A Rocha Aotearoa is a Christian conservation team in New Zealand dedicated to creating sustainable communities. Their website reads: “The rapid decline of ecosystems and the loss of biodiversity we currently face are directly linked to unsustainable patterns of living. We believe that we are called to live more sustainably. A Rocha communities offer places to explore with others how we can together seek the well-being of humans, the land and other species.” They are one of the few organizations actively working to create communities reconciling people to nature.
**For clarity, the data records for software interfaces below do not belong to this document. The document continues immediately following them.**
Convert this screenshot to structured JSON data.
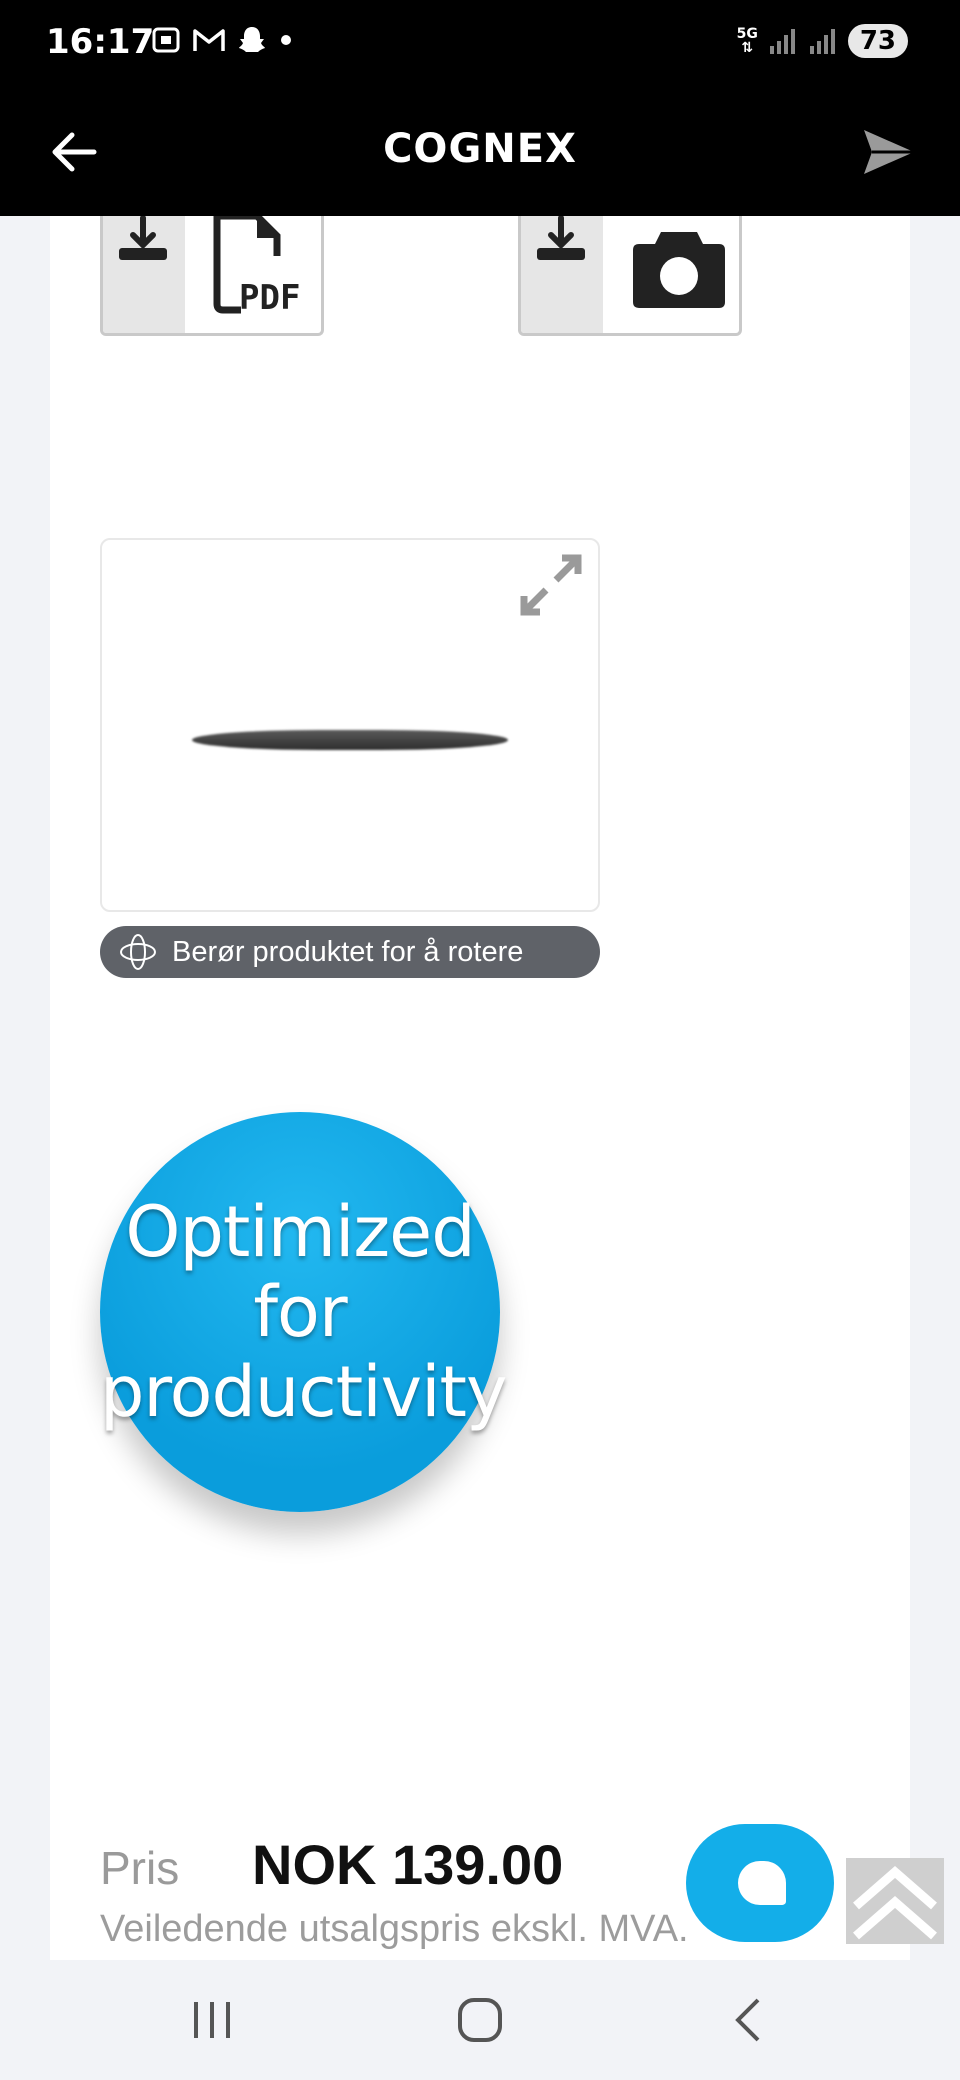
{
  "status_bar": {
    "time": "16:17",
    "network": "5G",
    "battery": "73",
    "icons": [
      "screenshot-icon",
      "gmail-icon",
      "snapchat-icon",
      "dot-icon",
      "signal-icon",
      "signal-icon"
    ]
  },
  "app_bar": {
    "brand": "COGNEX",
    "icons": [
      "back-arrow-icon",
      "send-icon"
    ]
  },
  "downloads": {
    "pdf_label": "PDF",
    "icons": [
      "download-icon",
      "pdf-file-icon",
      "camera-icon"
    ]
  },
  "viewer": {
    "rotate_hint": "Berør produktet for å rotere",
    "icons": [
      "expand-icon",
      "rotate-3d-icon"
    ]
  },
  "badge": {
    "line1": "Optimized",
    "line2": "for",
    "line3": "productivity",
    "color": "#13aee9"
  },
  "price": {
    "label": "Pris",
    "value": "NOK 139.00",
    "note": "Veiledende utsalgspris ekskl. MVA."
  },
  "floating": {
    "icons": [
      "chat-icon",
      "scroll-to-top-icon"
    ]
  },
  "nav_bar": {
    "icons": [
      "recent-apps-icon",
      "home-icon",
      "back-icon"
    ]
  }
}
Does Christianity truly pose a threat to conservation? It defines stewardship as the respectful protection of the natural world. Christian environmental groups are involved with every facet of conservation from reservation to restoration to reconciliation ecology.
In academia we often come to our ‘elevator conversations’ with presuppositions. Perhaps these dialogues should be more nuanced and empathetic. After all, the point of coming to university is not to become insensible, but it’s exact opposite: to learn. The crux of Christianity is not to abuse nature, but to be its faithful steward.
Aitken, J. T. (1984). The influence of Christians in medicine. London: Christian
Columbia River Pastoral Letter Project., & Catholic Church. (2001). The Columbia
River Watershed: Caring for creation and the common good. Seattle, WA: Columbia River Project.
Domit, M. (2008). Rancher to be Charged in 2005 Killing of Nun in Amazon. New
Hitchens, C. (2009). God is not great: How religion poisons everything. New York,
McGrath, A. E. (2002). The reenchantment of nature: The denial of religion, and the
ecological crisis. New York: Doubleday. Page 54.
Perrow, M. R. (2003). Principles of restoration. Cambridge: Cambridge Univ. Press.
Rosenzweig, M. L. (2003). Win-win ecology: How the earth’s species can survive in
the midst of human enterprise. New York: Oxford University Press.
Scherberger, A. (2011) Conservation and Christianity: Outcomes and Values Driving
Faith-based Conservation. Duke University Press. Page 14
White, L. (1967). The Historical Roots of Our Ecological Crisis. Science 155: 1203-7.